The sex offender registry (which is actually multiple lists, typically one per jurisdiction) has gotten a lot of bad press lately. Even on this board, there are a lot of mixed feelings about whether the registry provides the right balance of community safety and rehabilitation.
How would you reform the system? Be specific. There are plenty of screeds against the registry and how it’s supposedly destroying the lives of people who made one mistake. How can we work to alleviate the problem and let low-risk offenders reenter society while protecting the community from dangerous serial rapists and molesters?
You can’t just say “get rid of it, and that’s it”. You can propose reductions in severity or additional ways that an ex-offender could get off, but if you want to completely remove the concept of the registry from the law, you have to propose something to replace it. E.g. longer mandatory minimum sentences, more onerous probation terms (be specific), increased community screenings for sexual issues, etc.
Be reasonable. The concept of a sex offender registry is a reasonable one, and makes sense. The problem is that it has gotten a little out of hand and is being applied in cases where it doesn’t make sense. A 12 year old who “played doctor” with his 11 year old sister doesn’t need to be on the sex offender registry at age 40 and be barred from going within 1000 feet of a public park.
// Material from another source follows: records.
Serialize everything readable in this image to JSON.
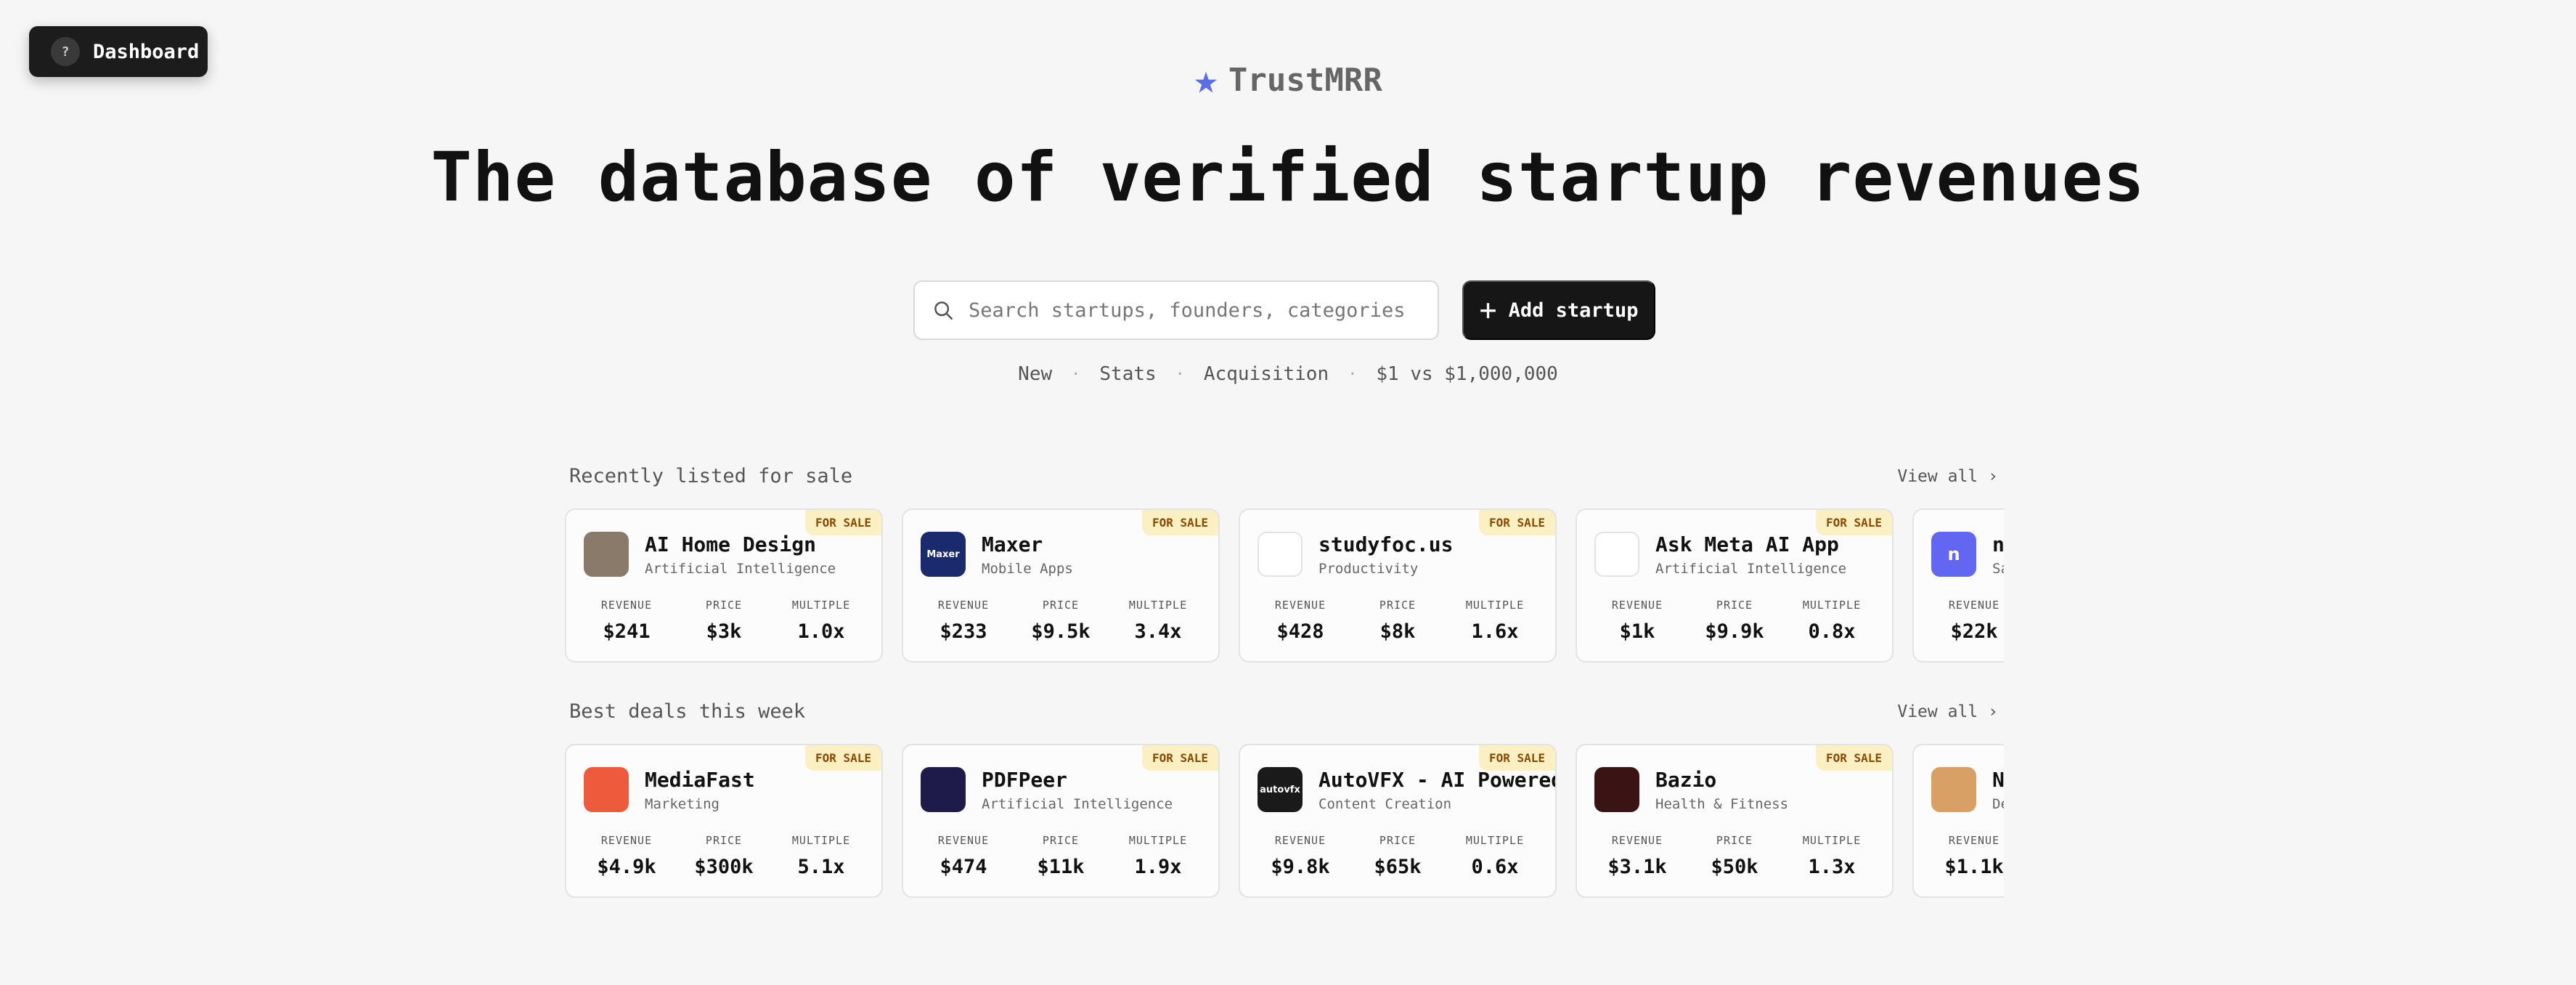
{
  "dashboard": {
    "label": "Dashboard",
    "help_glyph": "?"
  },
  "brand": {
    "name": "TrustMRR",
    "star_icon": "star-icon",
    "accent": "#5b6ee8"
  },
  "headline": "The database of verified startup revenues",
  "search": {
    "placeholder": "Search startups, founders, categories...",
    "value": ""
  },
  "add_startup": {
    "label": "Add startup"
  },
  "nav": [
    {
      "label": "New"
    },
    {
      "label": "Stats"
    },
    {
      "label": "Acquisition"
    },
    {
      "label": "$1 vs $1,000,000"
    }
  ],
  "badge_text": "FOR SALE",
  "metric_labels": {
    "revenue": "REVENUE",
    "price": "PRICE",
    "multiple": "MULTIPLE"
  },
  "sections": [
    {
      "title": "Recently listed for sale",
      "view_all": "View all",
      "cards": [
        {
          "name": "AI Home Design",
          "category": "Artificial Intelligence",
          "revenue": "$241",
          "price": "$3k",
          "multiple": "1.0x",
          "for_sale": true,
          "logo_text": "",
          "logo_color": "#8a7a6a"
        },
        {
          "name": "Maxer",
          "category": "Mobile Apps",
          "revenue": "$233",
          "price": "$9.5k",
          "multiple": "3.4x",
          "for_sale": true,
          "logo_text": "Maxer",
          "logo_color": "#1a2a6c"
        },
        {
          "name": "studyfoc.us",
          "category": "Productivity",
          "revenue": "$428",
          "price": "$8k",
          "multiple": "1.6x",
          "for_sale": true,
          "logo_text": "",
          "logo_color": "#ffffff"
        },
        {
          "name": "Ask Meta AI App",
          "category": "Artificial Intelligence",
          "revenue": "$1k",
          "price": "$9.9k",
          "multiple": "0.8x",
          "for_sale": true,
          "logo_text": "",
          "logo_color": "#ffffff"
        },
        {
          "name": "n",
          "category": "Sa",
          "revenue": "$22k",
          "price": "",
          "multiple": "",
          "for_sale": false,
          "logo_text": "n",
          "logo_color": "#6366f1"
        }
      ]
    },
    {
      "title": "Best deals this week",
      "view_all": "View all",
      "cards": [
        {
          "name": "MediaFast",
          "category": "Marketing",
          "revenue": "$4.9k",
          "price": "$300k",
          "multiple": "5.1x",
          "for_sale": true,
          "logo_text": "",
          "logo_color": "#ee5a3c"
        },
        {
          "name": "PDFPeer",
          "category": "Artificial Intelligence",
          "revenue": "$474",
          "price": "$11k",
          "multiple": "1.9x",
          "for_sale": true,
          "logo_text": "",
          "logo_color": "#1e1b4b"
        },
        {
          "name": "AutoVFX - AI Powered…",
          "category": "Content Creation",
          "revenue": "$9.8k",
          "price": "$65k",
          "multiple": "0.6x",
          "for_sale": true,
          "logo_text": "autovfx",
          "logo_color": "#1a1a1a"
        },
        {
          "name": "Bazio",
          "category": "Health & Fitness",
          "revenue": "$3.1k",
          "price": "$50k",
          "multiple": "1.3x",
          "for_sale": true,
          "logo_text": "",
          "logo_color": "#3a1414"
        },
        {
          "name": "N",
          "category": "De",
          "revenue": "$1.1k",
          "price": "",
          "multiple": "",
          "for_sale": false,
          "logo_text": "",
          "logo_color": "#d9a066"
        }
      ]
    }
  ]
}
One obvious way of reforming the system is adding or enhancing individualized evaluations to cases whereby less-dangerous offenders are routed off the registry. The problem, of course, is defining rules for adjudicating cases that can be used fairly. What sort of criteria might be usable? Psychiatric evaluations? Time free with no offense (e.g. ex-offenders get off the registry automatically if they can go ten years with no additional sexual charges, or any felony)? Education (get a degree, get off the list)?